> DIRECTIONS: Which lines of the records below contain the word "普通用户"? Show each one.

> INPUT DATA:
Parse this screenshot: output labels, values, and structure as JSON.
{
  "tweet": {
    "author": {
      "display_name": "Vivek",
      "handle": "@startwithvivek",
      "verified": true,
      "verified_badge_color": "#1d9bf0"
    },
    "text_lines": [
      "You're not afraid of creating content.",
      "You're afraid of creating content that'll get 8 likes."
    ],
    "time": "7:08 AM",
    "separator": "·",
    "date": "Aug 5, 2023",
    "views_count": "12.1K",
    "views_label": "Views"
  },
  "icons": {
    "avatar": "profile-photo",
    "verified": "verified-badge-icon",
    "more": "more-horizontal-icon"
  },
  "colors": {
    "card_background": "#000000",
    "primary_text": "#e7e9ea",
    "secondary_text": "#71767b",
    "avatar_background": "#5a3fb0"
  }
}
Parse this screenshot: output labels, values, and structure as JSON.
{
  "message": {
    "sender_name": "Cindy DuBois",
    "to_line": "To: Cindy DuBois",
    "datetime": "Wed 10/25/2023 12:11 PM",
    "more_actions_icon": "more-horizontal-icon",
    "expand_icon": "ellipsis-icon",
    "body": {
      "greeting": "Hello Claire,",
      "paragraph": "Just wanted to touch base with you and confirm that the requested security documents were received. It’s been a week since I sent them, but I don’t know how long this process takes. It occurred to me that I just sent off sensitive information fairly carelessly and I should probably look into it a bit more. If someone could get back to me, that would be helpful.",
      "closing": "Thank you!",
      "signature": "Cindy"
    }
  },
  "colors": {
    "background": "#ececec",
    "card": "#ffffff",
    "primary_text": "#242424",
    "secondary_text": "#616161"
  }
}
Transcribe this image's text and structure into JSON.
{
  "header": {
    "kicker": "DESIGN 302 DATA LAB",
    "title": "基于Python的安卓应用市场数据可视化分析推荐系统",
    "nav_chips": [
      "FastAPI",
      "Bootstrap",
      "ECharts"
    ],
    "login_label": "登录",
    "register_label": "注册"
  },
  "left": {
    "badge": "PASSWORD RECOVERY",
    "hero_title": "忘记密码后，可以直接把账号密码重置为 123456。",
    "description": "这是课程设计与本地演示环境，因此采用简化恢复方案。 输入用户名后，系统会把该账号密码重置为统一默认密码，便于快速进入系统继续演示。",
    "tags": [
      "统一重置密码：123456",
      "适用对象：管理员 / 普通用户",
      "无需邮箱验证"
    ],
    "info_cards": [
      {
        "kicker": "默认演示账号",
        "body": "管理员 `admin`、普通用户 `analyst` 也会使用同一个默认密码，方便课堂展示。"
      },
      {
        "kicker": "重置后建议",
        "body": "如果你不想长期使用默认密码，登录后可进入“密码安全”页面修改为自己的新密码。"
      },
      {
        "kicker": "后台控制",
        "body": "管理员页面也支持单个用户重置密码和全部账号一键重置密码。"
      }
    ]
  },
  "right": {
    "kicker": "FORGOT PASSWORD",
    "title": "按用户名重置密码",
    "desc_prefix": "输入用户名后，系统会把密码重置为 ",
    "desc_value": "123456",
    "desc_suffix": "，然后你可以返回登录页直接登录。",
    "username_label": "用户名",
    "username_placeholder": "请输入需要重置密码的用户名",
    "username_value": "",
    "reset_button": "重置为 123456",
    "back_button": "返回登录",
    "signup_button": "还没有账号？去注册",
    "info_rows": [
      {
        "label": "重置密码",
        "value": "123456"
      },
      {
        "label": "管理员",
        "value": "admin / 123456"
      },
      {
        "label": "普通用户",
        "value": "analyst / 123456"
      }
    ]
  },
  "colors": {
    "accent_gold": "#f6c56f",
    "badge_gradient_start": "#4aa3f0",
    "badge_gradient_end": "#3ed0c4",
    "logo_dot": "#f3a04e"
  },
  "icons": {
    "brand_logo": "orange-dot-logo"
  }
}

> REPLY:
      "适用对象：管理员 / 普通用户",
        "body": "管理员 `admin`、普通用户 `analyst` 也会使用同一个默认密码，方便课堂展示。"
        "label": "普通用户",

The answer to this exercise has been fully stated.